[ABOUT THIS EXERCISE] Copy nothing but the text: repeat each entry exactly and drop the images.

Interface dataset entries:
=== Begin Enclosure ===

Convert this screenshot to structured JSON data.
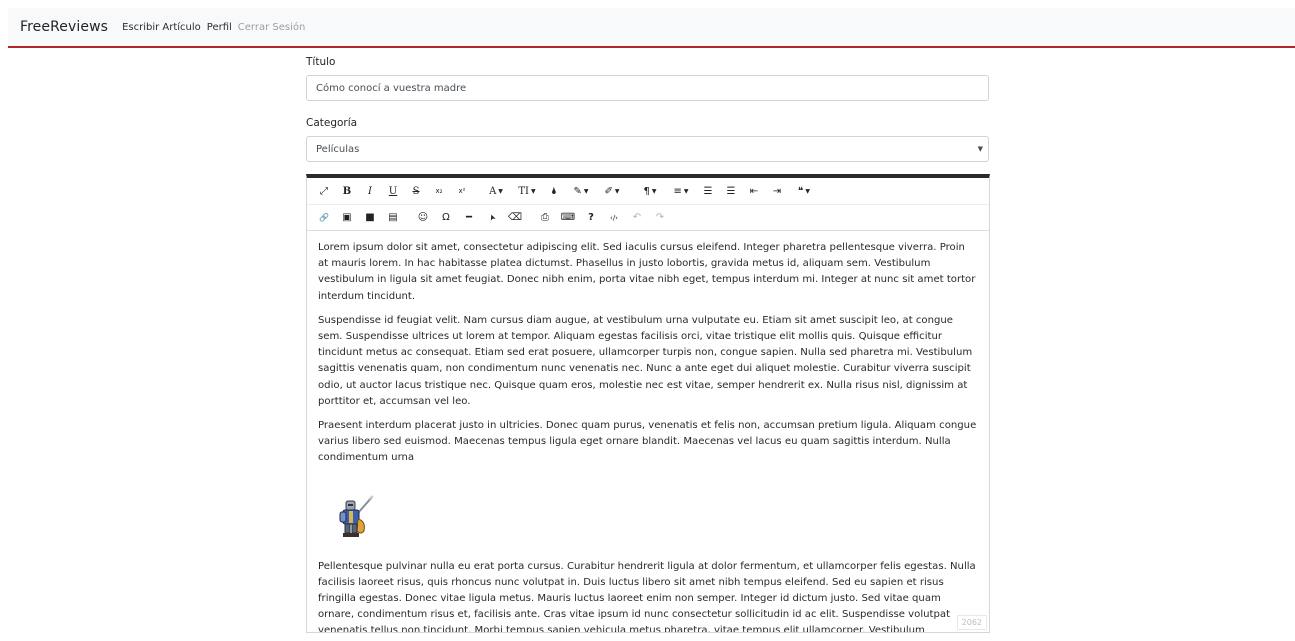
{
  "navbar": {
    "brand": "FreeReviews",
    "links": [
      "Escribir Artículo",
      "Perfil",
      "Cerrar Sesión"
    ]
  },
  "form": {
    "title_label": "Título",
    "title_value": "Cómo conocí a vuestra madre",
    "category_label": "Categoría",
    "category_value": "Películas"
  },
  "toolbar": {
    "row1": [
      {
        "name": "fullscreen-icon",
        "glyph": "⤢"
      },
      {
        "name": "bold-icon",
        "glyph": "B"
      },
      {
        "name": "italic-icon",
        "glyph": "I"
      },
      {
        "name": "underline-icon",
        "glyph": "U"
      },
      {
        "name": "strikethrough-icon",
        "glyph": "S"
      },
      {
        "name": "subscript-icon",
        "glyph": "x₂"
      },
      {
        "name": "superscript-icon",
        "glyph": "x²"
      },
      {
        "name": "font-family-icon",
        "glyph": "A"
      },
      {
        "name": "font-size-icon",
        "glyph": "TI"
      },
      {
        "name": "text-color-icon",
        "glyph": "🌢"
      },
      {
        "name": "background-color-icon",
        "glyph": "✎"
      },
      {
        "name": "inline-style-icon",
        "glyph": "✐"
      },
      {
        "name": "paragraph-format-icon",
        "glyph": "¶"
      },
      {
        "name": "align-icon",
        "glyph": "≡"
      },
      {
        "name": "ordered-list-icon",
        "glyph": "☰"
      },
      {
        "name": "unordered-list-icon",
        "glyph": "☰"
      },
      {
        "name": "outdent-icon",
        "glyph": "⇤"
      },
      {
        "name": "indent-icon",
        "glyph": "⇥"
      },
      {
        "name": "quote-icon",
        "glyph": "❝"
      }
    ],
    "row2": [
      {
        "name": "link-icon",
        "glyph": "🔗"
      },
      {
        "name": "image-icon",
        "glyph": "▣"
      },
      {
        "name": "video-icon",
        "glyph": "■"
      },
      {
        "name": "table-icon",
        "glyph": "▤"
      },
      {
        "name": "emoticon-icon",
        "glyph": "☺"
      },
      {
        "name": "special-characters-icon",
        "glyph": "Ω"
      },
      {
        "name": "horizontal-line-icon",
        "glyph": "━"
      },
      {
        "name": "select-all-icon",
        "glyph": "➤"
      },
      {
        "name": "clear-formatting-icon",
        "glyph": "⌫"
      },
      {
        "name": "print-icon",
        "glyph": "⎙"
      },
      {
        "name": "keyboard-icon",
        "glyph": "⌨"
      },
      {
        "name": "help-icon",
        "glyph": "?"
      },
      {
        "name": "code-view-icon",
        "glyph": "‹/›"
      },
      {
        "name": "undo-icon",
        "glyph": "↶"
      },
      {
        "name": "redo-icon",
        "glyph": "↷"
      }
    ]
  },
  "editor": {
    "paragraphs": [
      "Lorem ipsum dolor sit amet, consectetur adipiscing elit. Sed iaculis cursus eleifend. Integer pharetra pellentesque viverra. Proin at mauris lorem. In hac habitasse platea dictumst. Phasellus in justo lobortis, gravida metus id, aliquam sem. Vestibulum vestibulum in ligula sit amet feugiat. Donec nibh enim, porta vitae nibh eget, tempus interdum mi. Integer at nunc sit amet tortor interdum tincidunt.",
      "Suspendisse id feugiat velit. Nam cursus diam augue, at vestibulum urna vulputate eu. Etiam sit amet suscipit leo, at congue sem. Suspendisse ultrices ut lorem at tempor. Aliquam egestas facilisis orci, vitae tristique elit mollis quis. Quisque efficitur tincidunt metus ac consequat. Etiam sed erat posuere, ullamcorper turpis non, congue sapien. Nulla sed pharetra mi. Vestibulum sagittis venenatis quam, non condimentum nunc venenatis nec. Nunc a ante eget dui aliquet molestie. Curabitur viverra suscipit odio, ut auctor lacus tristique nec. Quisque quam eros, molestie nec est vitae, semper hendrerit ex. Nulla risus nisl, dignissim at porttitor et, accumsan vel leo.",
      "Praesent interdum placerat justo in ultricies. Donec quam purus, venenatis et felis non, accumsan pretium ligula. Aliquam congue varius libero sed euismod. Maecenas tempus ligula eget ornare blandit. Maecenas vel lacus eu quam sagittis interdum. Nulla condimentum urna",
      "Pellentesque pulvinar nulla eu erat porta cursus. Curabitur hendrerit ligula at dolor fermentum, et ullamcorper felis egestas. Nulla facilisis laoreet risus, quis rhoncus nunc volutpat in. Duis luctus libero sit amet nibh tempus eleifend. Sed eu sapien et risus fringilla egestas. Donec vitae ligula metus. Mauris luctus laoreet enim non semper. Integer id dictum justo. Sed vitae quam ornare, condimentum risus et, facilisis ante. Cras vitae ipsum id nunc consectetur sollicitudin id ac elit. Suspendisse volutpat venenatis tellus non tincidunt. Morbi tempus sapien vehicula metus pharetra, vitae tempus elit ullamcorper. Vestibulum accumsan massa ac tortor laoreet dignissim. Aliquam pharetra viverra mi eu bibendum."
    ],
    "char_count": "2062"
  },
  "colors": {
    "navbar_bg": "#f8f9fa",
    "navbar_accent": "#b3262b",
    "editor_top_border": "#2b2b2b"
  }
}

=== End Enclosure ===

[RESULT FOR THIS EXERCISE]
Convert this screenshot to structured JSON data.
{
  "navbar": {
    "brand": "FreeReviews",
    "links": [
      "Escribir Artículo",
      "Perfil",
      "Cerrar Sesión"
    ]
  },
  "form": {
    "title_label": "Título",
    "title_value": "Cómo conocí a vuestra madre",
    "category_label": "Categoría",
    "category_value": "Películas"
  },
  "toolbar": {
    "row1": [
      {
        "name": "fullscreen-icon",
        "glyph": "⤢"
      },
      {
        "name": "bold-icon",
        "glyph": "B"
      },
      {
        "name": "italic-icon",
        "glyph": "I"
      },
      {
        "name": "underline-icon",
        "glyph": "U"
      },
      {
        "name": "strikethrough-icon",
        "glyph": "S"
      },
      {
        "name": "subscript-icon",
        "glyph": "x₂"
      },
      {
        "name": "superscript-icon",
        "glyph": "x²"
      },
      {
        "name": "font-family-icon",
        "glyph": "A"
      },
      {
        "name": "font-size-icon",
        "glyph": "TI"
      },
      {
        "name": "text-color-icon",
        "glyph": "🌢"
      },
      {
        "name": "background-color-icon",
        "glyph": "✎"
      },
      {
        "name": "inline-style-icon",
        "glyph": "✐"
      },
      {
        "name": "paragraph-format-icon",
        "glyph": "¶"
      },
      {
        "name": "align-icon",
        "glyph": "≡"
      },
      {
        "name": "ordered-list-icon",
        "glyph": "☰"
      },
      {
        "name": "unordered-list-icon",
        "glyph": "☰"
      },
      {
        "name": "outdent-icon",
        "glyph": "⇤"
      },
      {
        "name": "indent-icon",
        "glyph": "⇥"
      },
      {
        "name": "quote-icon",
        "glyph": "❝"
      }
    ],
    "row2": [
      {
        "name": "link-icon",
        "glyph": "🔗"
      },
      {
        "name": "image-icon",
        "glyph": "▣"
      },
      {
        "name": "video-icon",
        "glyph": "■"
      },
      {
        "name": "table-icon",
        "glyph": "▤"
      },
      {
        "name": "emoticon-icon",
        "glyph": "☺"
      },
      {
        "name": "special-characters-icon",
        "glyph": "Ω"
      },
      {
        "name": "horizontal-line-icon",
        "glyph": "━"
      },
      {
        "name": "select-all-icon",
        "glyph": "➤"
      },
      {
        "name": "clear-formatting-icon",
        "glyph": "⌫"
      },
      {
        "name": "print-icon",
        "glyph": "⎙"
      },
      {
        "name": "keyboard-icon",
        "glyph": "⌨"
      },
      {
        "name": "help-icon",
        "glyph": "?"
      },
      {
        "name": "code-view-icon",
        "glyph": "‹/›"
      },
      {
        "name": "undo-icon",
        "glyph": "↶"
      },
      {
        "name": "redo-icon",
        "glyph": "↷"
      }
    ]
  },
  "editor": {
    "paragraphs": [
      "Lorem ipsum dolor sit amet, consectetur adipiscing elit. Sed iaculis cursus eleifend. Integer pharetra pellentesque viverra. Proin at mauris lorem. In hac habitasse platea dictumst. Phasellus in justo lobortis, gravida metus id, aliquam sem. Vestibulum vestibulum in ligula sit amet feugiat. Donec nibh enim, porta vitae nibh eget, tempus interdum mi. Integer at nunc sit amet tortor interdum tincidunt.",
      "Suspendisse id feugiat velit. Nam cursus diam augue, at vestibulum urna vulputate eu. Etiam sit amet suscipit leo, at congue sem. Suspendisse ultrices ut lorem at tempor. Aliquam egestas facilisis orci, vitae tristique elit mollis quis. Quisque efficitur tincidunt metus ac consequat. Etiam sed erat posuere, ullamcorper turpis non, congue sapien. Nulla sed pharetra mi. Vestibulum sagittis venenatis quam, non condimentum nunc venenatis nec. Nunc a ante eget dui aliquet molestie. Curabitur viverra suscipit odio, ut auctor lacus tristique nec. Quisque quam eros, molestie nec est vitae, semper hendrerit ex. Nulla risus nisl, dignissim at porttitor et, accumsan vel leo.",
      "Praesent interdum placerat justo in ultricies. Donec quam purus, venenatis et felis non, accumsan pretium ligula. Aliquam congue varius libero sed euismod. Maecenas tempus ligula eget ornare blandit. Maecenas vel lacus eu quam sagittis interdum. Nulla condimentum urna",
      "Pellentesque pulvinar nulla eu erat porta cursus. Curabitur hendrerit ligula at dolor fermentum, et ullamcorper felis egestas. Nulla facilisis laoreet risus, quis rhoncus nunc volutpat in. Duis luctus libero sit amet nibh tempus eleifend. Sed eu sapien et risus fringilla egestas. Donec vitae ligula metus. Mauris luctus laoreet enim non semper. Integer id dictum justo. Sed vitae quam ornare, condimentum risus et, facilisis ante. Cras vitae ipsum id nunc consectetur sollicitudin id ac elit. Suspendisse volutpat venenatis tellus non tincidunt. Morbi tempus sapien vehicula metus pharetra, vitae tempus elit ullamcorper. Vestibulum accumsan massa ac tortor laoreet dignissim. Aliquam pharetra viverra mi eu bibendum."
    ],
    "char_count": "2062"
  },
  "colors": {
    "navbar_bg": "#f8f9fa",
    "navbar_accent": "#b3262b",
    "editor_top_border": "#2b2b2b"
  }
}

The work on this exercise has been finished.